- YOUR ASSIGNMENT -
How many lines below contain the string "profile"? Reply with the figure and no further words.

*** INPUT FOR THIS TASK Section Begins ***

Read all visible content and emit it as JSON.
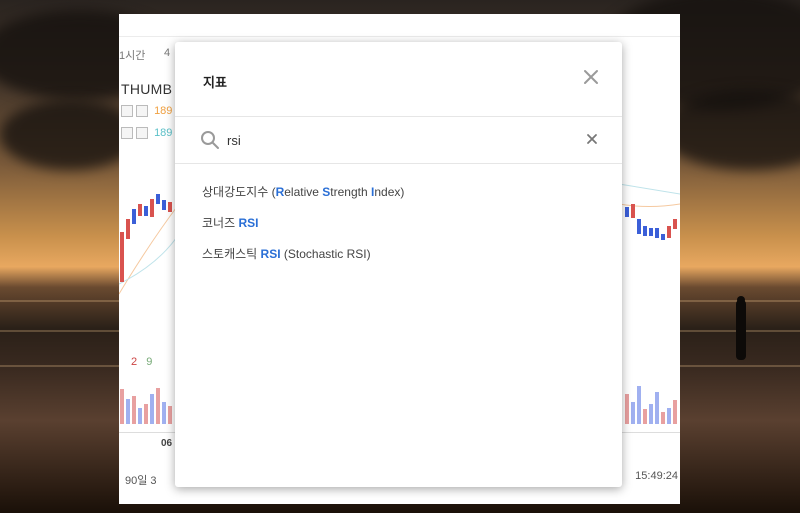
{
  "background_app": {
    "timeframes": [
      "1시간",
      "4"
    ],
    "symbol": "THUMB",
    "indicator_values": [
      {
        "value": "189",
        "color": "#f0a040"
      },
      {
        "value": "189",
        "color": "#5bc0c8"
      }
    ],
    "macd_values": [
      "2",
      "9"
    ],
    "time_label": "06",
    "bottom_left": "90일   3",
    "clock": "15:49:24"
  },
  "modal": {
    "title": "지표",
    "search": {
      "value": "rsi",
      "placeholder": ""
    },
    "results": [
      {
        "parts": [
          {
            "text": "상대강도지수 (",
            "hl": false
          },
          {
            "text": "R",
            "hl": true
          },
          {
            "text": "elative ",
            "hl": false
          },
          {
            "text": "S",
            "hl": true
          },
          {
            "text": "trength ",
            "hl": false
          },
          {
            "text": "I",
            "hl": true
          },
          {
            "text": "ndex)",
            "hl": false
          }
        ]
      },
      {
        "parts": [
          {
            "text": "코너즈 ",
            "hl": false
          },
          {
            "text": "RSI",
            "hl": true
          }
        ]
      },
      {
        "parts": [
          {
            "text": "스토캐스틱 ",
            "hl": false
          },
          {
            "text": "RSI",
            "hl": true
          },
          {
            "text": " (Stochastic RSI)",
            "hl": false
          }
        ]
      }
    ]
  },
  "icons": {
    "close": "close-icon",
    "search": "search-icon",
    "clear": "clear-icon"
  },
  "colors": {
    "accent": "#2a6fd6",
    "up_candle": "#d9534f",
    "down_candle": "#3b5fd8"
  }
}
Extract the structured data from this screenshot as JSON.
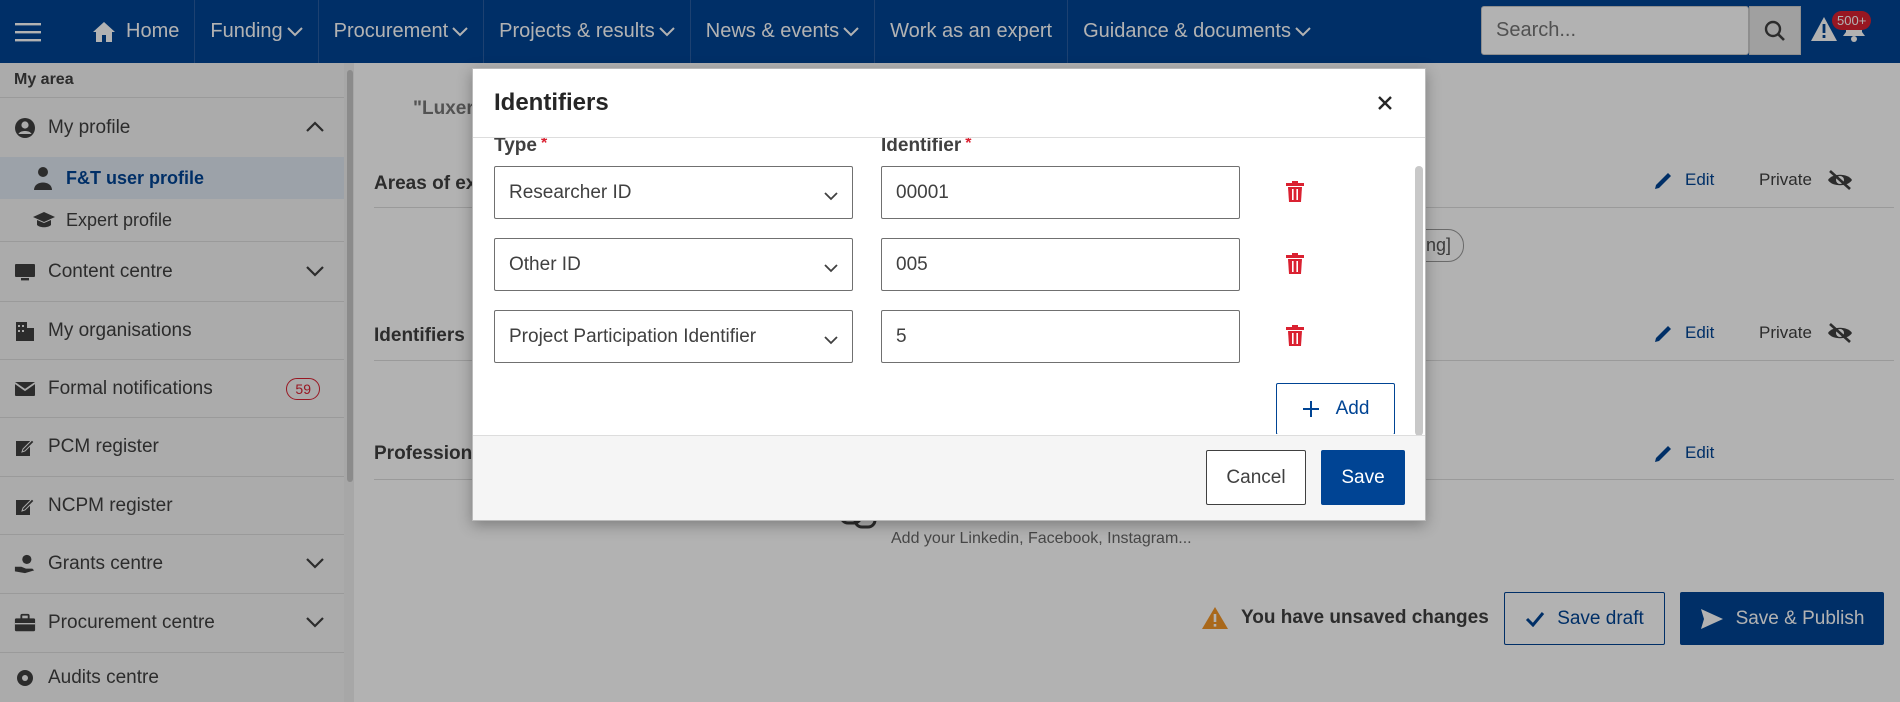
{
  "nav": {
    "items": [
      {
        "label": "Home",
        "icon": "home-icon"
      },
      {
        "label": "Funding",
        "dropdown": true
      },
      {
        "label": "Procurement",
        "dropdown": true
      },
      {
        "label": "Projects & results",
        "dropdown": true
      },
      {
        "label": "News & events",
        "dropdown": true
      },
      {
        "label": "Work as an expert",
        "dropdown": false
      },
      {
        "label": "Guidance & documents",
        "dropdown": true
      }
    ],
    "search_placeholder": "Search...",
    "notification_badge": "500+"
  },
  "sidebar": {
    "title": "My area",
    "items": [
      {
        "label": "My profile",
        "icon": "user-circle-icon",
        "expanded": true
      },
      {
        "label": "F&T user profile",
        "icon": "person-icon",
        "sub": true,
        "active": true
      },
      {
        "label": "Expert profile",
        "icon": "graduation-cap-icon",
        "sub": true
      },
      {
        "label": "Content centre",
        "icon": "monitor-icon",
        "chevron": true
      },
      {
        "label": "My organisations",
        "icon": "building-icon"
      },
      {
        "label": "Formal notifications",
        "icon": "envelope-icon",
        "badge": "59"
      },
      {
        "label": "PCM register",
        "icon": "edit-icon"
      },
      {
        "label": "NCPM register",
        "icon": "edit-icon"
      },
      {
        "label": "Grants centre",
        "icon": "hand-coin-icon",
        "chevron": true
      },
      {
        "label": "Procurement centre",
        "icon": "briefcase-icon",
        "chevron": true
      },
      {
        "label": "Audits centre",
        "icon": "gear-icon"
      }
    ]
  },
  "main": {
    "quote_text": "\"Luxer",
    "sections": {
      "areas": {
        "title": "Areas of ex",
        "edit": "Edit",
        "privacy": "Private",
        "chip": "ring]"
      },
      "identifiers": {
        "title": "Identifiers",
        "edit": "Edit",
        "privacy": "Private"
      },
      "professional": {
        "title": "Profession",
        "edit": "Edit",
        "links_hint": "Add your Linkedin, Facebook, Instagram..."
      }
    },
    "unsaved_text": "You have unsaved changes",
    "save_draft": "Save draft",
    "save_publish": "Save & Publish"
  },
  "modal": {
    "title": "Identifiers",
    "col_type": "Type",
    "col_identifier": "Identifier",
    "required_mark": "*",
    "rows": [
      {
        "type": "Researcher ID",
        "identifier": "00001"
      },
      {
        "type": "Other ID",
        "identifier": "005"
      },
      {
        "type": "Project Participation Identifier",
        "identifier": "5"
      }
    ],
    "add_label": "Add",
    "cancel_label": "Cancel",
    "save_label": "Save"
  },
  "colors": {
    "primary": "#004494",
    "danger": "#da2131",
    "warning": "#f29527"
  }
}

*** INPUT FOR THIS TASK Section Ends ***

- SOLUTION TO THIS TASK -
3